The medical profession has been closely associated with the rapid industrial development of the United States during the last two decades—more closely than most physicians realize. Many great industries have awakened to the economic value of preserving their human machines. Formerly the human machine was used to the utmost, and, when broken, was thrown on the scrap heap; today, at least five states, as well as the federal government, have passed rehabilitation laws, with a view to salvaging the disabled employee and replacing him in industry as a productive unit of society. Forty-two states have passed employees' compensation laws; many of them are still inadequate, but all are for the purpose of paying the just claims of men disabled by their work. Thus the industrial world is filled with great medico-economic and medicolegal problems, whose solution depends primarily on the assistance of the leaders in the medical profession.

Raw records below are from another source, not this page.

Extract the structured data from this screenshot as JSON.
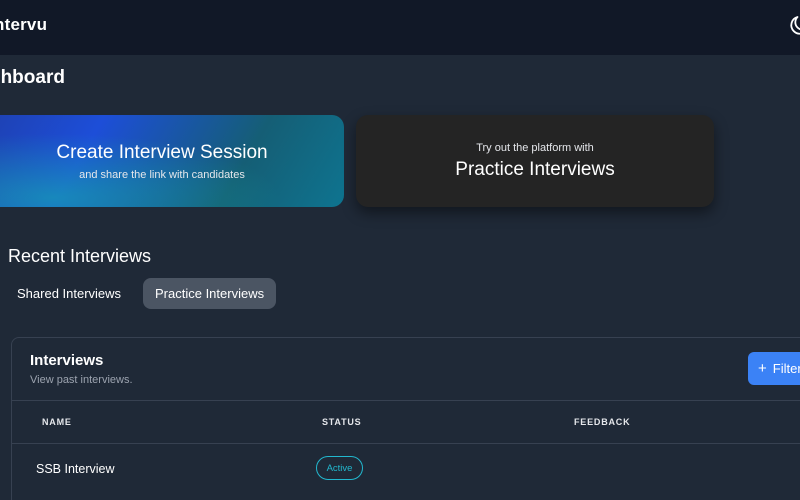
{
  "header": {
    "brand": "ntervu",
    "theme_toggle_icon": "moon-icon"
  },
  "page": {
    "title": "shboard"
  },
  "cards": {
    "create": {
      "title": "Create Interview Session",
      "subtitle": "and share the link with candidates"
    },
    "practice": {
      "pretitle": "Try out the platform with",
      "title": "Practice Interviews"
    }
  },
  "recent": {
    "title": "Recent Interviews",
    "tabs": [
      {
        "label": "Shared Interviews",
        "active": false
      },
      {
        "label": "Practice Interviews",
        "active": true
      }
    ]
  },
  "table": {
    "title": "Interviews",
    "subtitle": "View past interviews.",
    "filter_label": "Filter",
    "columns": [
      "NAME",
      "STATUS",
      "FEEDBACK"
    ],
    "rows": [
      {
        "name": "SSB Interview",
        "status": "Active",
        "feedback": ""
      }
    ]
  },
  "colors": {
    "background": "#1f2937",
    "topbar": "#111827",
    "accent": "#3b82f6",
    "status_active": "#22b8cf"
  }
}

HARRY E. MOCK. SO-CALLED TRAUMATIC DISPLACEMENTS OF THE UTERUS. JAMA. 1922;79(10):797–804. doi:10.1001/jama.1922.02640100017006